That said, it pays to look at your progress against the market every so often and evaluate what you’re doing right and what you’re doing wrong. Frankly, although I’d like to think I have done some things right, a critical look at my performance reveals a glaring shortcoming: I hate to sell.

Advertisement - Article continues below

Knowing when to sell is as important as knowing what to buy. I own several stocks I should have sold in recent years, but my inherent optimism and a stubborn adherence to a buy-and-hold philosophy prevented me from pulling the trigger. I should have dumped Acacia Research (ACTG) two years ago, when Congress began to scrutinize outfits, such as Acacia, that help businesses protect their patents. When oil prices plunged and it became clear that they would stay low for a long time, I should have sold my energy stocks. When Latin American economies started to slide, I should have let go of Panamanian airline Copa Holdings (CPA). As far as these stocks go, I’m still weighing my options.

Many pros advise investors to review each holding periodically and ask themselves, “Would I buy that stock today?” If the answer is no, it may be time to unload. I’m taking that advice to heart. My investing resolution for 2016 is to be a better seller.

Advertisement

Most Popular

12 Tax Deadlines for July 15 (It's Not Just the Due Date for Your Tax Return)
tax deadline

12 Tax Deadlines for July 15 (It's Not Just the Due Date for Your Tax Return)

Between due dates for IRA or HSA contributions, paying estimated taxes and other deadlines, there's more to do by July 15 than just filing your federa…
July 10, 2020
65 Best Dividend Stocks You Can Count On
stocks

65 Best Dividend Stocks You Can Count On

These 65 Dividend Aristocrats are an elite group of dividend stocks that have reliably increased their annual payouts every year for at least a quarte…
July 8, 2020
Know Why Your Credit Score Changes: 9 Money Moves to Consider
credit & debt

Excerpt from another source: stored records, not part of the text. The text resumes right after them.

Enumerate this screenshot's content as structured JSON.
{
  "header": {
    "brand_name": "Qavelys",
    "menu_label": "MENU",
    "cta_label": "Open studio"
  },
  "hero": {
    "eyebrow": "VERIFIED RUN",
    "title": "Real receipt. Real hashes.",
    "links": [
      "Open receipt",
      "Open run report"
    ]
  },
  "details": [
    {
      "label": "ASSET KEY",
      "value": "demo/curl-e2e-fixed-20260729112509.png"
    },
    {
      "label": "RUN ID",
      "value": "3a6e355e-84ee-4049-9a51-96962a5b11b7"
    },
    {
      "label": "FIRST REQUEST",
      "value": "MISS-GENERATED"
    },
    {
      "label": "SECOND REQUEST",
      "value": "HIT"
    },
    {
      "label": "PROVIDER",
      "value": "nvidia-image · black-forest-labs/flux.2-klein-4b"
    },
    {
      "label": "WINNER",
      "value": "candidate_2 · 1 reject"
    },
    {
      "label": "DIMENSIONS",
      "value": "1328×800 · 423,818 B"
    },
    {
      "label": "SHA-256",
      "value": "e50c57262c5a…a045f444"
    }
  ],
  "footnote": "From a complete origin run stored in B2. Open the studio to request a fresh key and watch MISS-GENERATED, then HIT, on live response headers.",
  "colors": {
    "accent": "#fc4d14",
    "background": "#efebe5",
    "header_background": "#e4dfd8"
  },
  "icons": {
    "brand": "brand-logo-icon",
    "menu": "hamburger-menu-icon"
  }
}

Know Why Your Credit Score Changes: 9 Money Moves to Consider

Your credit score is a key indicator of your financial well-being and of the risk you pose to lenders. How good is yours?
July 10, 2020

Recommended

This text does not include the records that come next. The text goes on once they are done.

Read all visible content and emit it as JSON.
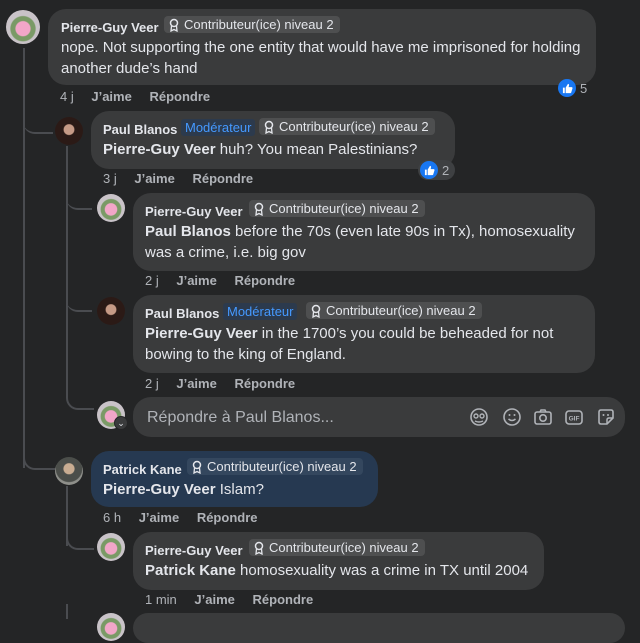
{
  "labels": {
    "like": "J’aime",
    "reply": "Répondre",
    "moderator": "Modérateur",
    "contributor": "Contributeur(ice) niveau 2"
  },
  "comments": [
    {
      "author": "Pierre-Guy Veer",
      "text": "nope. Not supporting the one entity that would have me imprisoned for holding another dude’s hand",
      "time": "4 j",
      "reactions": "5"
    },
    {
      "author": "Paul Blanos",
      "mention": "Pierre-Guy Veer",
      "text": " huh? You mean Palestinians?",
      "time": "3 j",
      "reactions": "2"
    },
    {
      "author": "Pierre-Guy Veer",
      "mention": "Paul Blanos",
      "text": " before the 70s (even late 90s in Tx), homosexuality was a crime, i.e. big gov",
      "time": "2 j"
    },
    {
      "author": "Paul Blanos",
      "mention": "Pierre-Guy Veer",
      "text": " in the 1700’s you could be beheaded for not bowing to the king of England.",
      "time": "2 j"
    },
    {
      "author": "Patrick Kane",
      "mention": "Pierre-Guy Veer",
      "text": " Islam?",
      "time": "6 h"
    },
    {
      "author": "Pierre-Guy Veer",
      "mention": "Patrick Kane",
      "text": " homosexuality was a crime in TX until 2004",
      "time": "1 min"
    }
  ],
  "reply_box": {
    "placeholder": "Répondre à Paul Blanos..."
  },
  "colors": {
    "background": "#242526",
    "bubble": "#3a3b3c",
    "highlight_bubble": "#263951",
    "link_blue": "#4599ff",
    "like_blue": "#1877f2"
  },
  "icons": [
    "award-icon",
    "like-icon",
    "avatar-sticker-icon",
    "emoji-icon",
    "camera-icon",
    "gif-icon",
    "sticker-icon"
  ]
}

2020 Stock Market Holidays and Bond Market Holidays
Markets

2020 Stock Market Holidays and Bond Market Holidays

Is the market open today? Take a look at which holidays the stock markets and bond markets take off in 2020.
July 10, 2020
65 Best Dividend Stocks You Can Count On
stocks

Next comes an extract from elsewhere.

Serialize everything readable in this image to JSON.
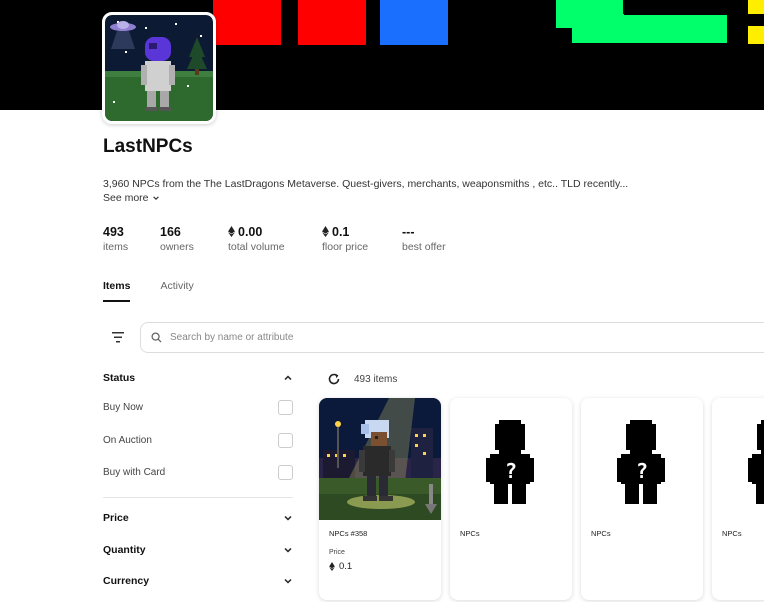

65 Best Dividend Stocks You Can Count On

These 65 Dividend Aristocrats are an elite group of dividend stocks that have reliably increased their annual payouts every year for at least a quarte…
July 8, 2020
13 Best Vanguard Funds for the Next Bull Market
mutual funds

13 Best Vanguard Funds for the Next Bull Market

Optimistic that the bounce since March is indeed the start of the next bull market? Here are the 13 best Vanguard funds to help you make the most of i…
July 7, 2020
15 Best Fidelity Funds for the Next Bull Market
mutual funds

15 Best Fidelity Funds for the Next Bull Market

Investors looking to squeeze more profit from the next bull run can look to Fidelity funds for strong active management and tactical investments.
July 7, 2020